**THE PROBLEM**
Find the word "number" in the records and copy every line where it occurs.
+--
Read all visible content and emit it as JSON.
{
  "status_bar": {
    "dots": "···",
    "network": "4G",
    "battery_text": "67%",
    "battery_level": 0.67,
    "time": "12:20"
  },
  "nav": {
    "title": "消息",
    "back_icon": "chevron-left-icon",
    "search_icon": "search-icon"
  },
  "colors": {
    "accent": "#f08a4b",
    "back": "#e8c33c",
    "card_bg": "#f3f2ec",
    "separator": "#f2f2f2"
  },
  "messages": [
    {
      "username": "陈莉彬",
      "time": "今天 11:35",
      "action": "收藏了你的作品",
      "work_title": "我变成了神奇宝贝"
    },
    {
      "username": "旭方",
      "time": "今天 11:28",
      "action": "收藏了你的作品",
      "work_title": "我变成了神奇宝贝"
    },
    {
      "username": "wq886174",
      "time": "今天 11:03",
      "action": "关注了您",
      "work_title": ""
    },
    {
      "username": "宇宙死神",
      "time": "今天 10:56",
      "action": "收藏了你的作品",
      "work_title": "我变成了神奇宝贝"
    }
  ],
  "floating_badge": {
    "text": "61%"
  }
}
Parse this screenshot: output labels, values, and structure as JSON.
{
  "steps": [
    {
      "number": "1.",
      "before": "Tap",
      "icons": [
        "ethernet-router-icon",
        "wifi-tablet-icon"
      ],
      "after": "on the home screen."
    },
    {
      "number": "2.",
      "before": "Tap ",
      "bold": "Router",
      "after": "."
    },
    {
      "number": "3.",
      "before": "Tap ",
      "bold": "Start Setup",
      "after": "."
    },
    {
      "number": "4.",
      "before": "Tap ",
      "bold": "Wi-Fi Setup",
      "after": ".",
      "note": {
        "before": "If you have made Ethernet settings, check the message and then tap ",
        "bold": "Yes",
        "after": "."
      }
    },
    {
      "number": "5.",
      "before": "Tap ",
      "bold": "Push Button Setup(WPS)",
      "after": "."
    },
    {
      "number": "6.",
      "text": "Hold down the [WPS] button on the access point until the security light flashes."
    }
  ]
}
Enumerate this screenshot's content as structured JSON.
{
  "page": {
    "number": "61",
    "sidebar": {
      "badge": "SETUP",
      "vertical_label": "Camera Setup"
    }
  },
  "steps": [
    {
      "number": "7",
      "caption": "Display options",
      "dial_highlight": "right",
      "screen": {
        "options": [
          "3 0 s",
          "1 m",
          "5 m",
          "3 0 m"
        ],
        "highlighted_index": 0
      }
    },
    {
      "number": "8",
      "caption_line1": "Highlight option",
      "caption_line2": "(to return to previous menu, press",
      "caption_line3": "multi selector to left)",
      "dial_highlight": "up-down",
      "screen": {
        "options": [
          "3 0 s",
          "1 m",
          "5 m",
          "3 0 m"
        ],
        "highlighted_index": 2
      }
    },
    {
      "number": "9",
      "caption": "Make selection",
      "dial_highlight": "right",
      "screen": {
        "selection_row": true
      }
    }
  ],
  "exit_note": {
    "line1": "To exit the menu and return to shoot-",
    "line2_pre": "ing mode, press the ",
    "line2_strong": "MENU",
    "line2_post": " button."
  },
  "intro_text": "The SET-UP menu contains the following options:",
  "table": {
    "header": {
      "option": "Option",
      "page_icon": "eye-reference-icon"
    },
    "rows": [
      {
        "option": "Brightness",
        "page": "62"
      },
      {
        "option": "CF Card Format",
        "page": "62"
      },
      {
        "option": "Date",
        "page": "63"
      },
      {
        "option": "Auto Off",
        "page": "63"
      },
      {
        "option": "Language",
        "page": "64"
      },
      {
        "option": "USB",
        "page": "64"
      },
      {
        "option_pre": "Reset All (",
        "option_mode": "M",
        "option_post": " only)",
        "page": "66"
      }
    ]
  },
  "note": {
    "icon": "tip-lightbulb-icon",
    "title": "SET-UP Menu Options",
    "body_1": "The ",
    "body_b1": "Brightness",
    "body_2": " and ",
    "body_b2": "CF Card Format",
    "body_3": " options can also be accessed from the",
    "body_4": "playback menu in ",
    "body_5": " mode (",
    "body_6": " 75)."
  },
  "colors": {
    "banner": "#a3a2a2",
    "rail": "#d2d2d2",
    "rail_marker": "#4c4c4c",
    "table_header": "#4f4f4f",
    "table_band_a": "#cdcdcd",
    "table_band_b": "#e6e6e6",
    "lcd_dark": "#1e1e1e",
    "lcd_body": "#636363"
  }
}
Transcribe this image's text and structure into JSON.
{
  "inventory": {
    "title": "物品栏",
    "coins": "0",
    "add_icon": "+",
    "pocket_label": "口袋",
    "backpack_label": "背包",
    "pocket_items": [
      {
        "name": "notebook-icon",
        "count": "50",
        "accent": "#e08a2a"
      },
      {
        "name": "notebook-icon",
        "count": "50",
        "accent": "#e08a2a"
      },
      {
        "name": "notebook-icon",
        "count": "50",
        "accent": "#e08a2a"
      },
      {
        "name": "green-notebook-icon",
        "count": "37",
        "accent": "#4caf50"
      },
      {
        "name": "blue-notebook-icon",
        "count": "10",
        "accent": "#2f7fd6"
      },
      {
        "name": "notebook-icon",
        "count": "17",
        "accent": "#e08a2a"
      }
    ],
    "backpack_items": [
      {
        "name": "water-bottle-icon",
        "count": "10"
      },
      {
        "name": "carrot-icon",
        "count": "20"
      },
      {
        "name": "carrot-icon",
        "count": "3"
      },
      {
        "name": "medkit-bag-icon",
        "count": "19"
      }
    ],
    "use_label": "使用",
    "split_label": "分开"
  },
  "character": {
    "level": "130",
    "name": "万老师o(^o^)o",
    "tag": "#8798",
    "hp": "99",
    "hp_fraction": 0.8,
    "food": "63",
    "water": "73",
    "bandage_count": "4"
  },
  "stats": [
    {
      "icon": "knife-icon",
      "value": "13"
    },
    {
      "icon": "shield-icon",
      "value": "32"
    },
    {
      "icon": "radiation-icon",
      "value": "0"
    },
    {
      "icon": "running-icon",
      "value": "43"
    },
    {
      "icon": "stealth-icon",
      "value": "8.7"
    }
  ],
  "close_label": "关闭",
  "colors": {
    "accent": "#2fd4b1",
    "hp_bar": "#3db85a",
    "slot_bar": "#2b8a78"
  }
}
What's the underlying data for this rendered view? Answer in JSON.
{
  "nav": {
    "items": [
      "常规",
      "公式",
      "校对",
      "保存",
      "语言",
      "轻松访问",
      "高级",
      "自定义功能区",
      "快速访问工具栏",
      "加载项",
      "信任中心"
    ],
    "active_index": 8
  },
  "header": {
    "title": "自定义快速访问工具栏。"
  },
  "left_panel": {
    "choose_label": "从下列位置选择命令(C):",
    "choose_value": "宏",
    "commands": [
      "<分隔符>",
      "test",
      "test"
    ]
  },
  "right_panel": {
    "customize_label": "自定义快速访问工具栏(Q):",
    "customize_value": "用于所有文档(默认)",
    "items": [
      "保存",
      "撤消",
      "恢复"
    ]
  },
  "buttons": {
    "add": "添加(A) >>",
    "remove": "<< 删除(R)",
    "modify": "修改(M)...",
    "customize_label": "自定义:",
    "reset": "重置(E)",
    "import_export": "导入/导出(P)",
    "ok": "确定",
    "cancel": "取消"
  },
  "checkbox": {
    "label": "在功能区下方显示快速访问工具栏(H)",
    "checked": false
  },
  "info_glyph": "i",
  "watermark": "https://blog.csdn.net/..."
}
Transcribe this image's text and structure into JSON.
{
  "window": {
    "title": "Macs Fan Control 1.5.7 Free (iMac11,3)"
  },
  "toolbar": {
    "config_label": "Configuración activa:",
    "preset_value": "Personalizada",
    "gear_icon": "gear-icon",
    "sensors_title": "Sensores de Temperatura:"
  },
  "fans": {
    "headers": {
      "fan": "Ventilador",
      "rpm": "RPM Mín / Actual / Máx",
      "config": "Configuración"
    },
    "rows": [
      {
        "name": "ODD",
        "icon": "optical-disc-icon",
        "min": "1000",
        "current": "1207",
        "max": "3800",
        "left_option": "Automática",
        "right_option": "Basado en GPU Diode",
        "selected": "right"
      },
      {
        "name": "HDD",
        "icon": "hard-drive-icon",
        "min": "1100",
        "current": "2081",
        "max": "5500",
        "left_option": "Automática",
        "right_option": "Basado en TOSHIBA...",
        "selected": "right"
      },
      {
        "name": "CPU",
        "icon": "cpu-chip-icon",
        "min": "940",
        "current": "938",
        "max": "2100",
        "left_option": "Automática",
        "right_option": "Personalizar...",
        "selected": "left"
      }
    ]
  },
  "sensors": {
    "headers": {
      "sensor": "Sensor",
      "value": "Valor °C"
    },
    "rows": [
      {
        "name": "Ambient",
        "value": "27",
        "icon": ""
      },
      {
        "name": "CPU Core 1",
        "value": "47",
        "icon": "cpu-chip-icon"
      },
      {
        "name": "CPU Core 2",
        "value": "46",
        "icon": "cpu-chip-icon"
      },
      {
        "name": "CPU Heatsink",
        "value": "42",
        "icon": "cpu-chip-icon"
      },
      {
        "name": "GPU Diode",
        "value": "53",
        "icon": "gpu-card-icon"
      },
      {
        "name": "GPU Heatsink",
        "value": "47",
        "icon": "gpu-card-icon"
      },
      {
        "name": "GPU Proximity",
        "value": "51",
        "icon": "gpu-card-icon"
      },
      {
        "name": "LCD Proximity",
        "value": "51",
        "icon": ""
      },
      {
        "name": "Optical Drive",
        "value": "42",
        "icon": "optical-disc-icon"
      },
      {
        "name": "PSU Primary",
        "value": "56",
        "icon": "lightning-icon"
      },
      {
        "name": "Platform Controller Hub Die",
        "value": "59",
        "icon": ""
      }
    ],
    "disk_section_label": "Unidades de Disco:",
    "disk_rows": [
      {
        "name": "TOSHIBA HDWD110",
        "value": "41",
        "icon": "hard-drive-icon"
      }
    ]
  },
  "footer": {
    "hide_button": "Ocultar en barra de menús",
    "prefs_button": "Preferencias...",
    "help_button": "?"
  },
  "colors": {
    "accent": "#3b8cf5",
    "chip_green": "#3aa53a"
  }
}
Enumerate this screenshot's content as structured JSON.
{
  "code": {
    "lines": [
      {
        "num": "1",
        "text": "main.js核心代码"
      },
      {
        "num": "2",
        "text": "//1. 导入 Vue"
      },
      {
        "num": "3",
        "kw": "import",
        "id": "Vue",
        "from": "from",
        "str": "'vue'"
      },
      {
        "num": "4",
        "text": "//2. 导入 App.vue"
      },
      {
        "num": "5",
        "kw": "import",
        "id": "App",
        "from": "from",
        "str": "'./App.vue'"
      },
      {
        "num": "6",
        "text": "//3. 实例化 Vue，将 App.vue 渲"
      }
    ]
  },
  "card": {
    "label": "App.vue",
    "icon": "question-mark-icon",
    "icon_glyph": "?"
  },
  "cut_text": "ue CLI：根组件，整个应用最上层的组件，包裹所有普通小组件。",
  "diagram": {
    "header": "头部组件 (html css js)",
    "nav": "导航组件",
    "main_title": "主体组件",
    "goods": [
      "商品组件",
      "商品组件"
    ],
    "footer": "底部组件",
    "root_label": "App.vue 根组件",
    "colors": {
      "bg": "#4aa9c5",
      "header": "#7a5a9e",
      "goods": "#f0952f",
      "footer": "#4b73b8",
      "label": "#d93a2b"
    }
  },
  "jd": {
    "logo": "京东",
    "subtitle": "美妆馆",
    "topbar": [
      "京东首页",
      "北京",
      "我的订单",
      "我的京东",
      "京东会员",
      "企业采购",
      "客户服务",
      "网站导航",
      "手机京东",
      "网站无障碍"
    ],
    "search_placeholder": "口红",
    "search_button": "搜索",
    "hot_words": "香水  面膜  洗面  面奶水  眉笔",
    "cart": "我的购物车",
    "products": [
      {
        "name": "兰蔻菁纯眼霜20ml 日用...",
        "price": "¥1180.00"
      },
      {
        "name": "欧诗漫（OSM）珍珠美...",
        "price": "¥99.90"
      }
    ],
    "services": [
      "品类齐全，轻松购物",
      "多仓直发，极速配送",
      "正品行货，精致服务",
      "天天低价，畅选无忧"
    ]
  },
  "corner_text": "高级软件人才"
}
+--
**YOUR RESPONSE**
      "number": "1.",
      "number": "2.",
      "number": "3.",
      "number": "4.",
      "number": "5.",
      "number": "6.",
    "number": "61",
      "number": "7",
      "number": "8",
      "number": "9",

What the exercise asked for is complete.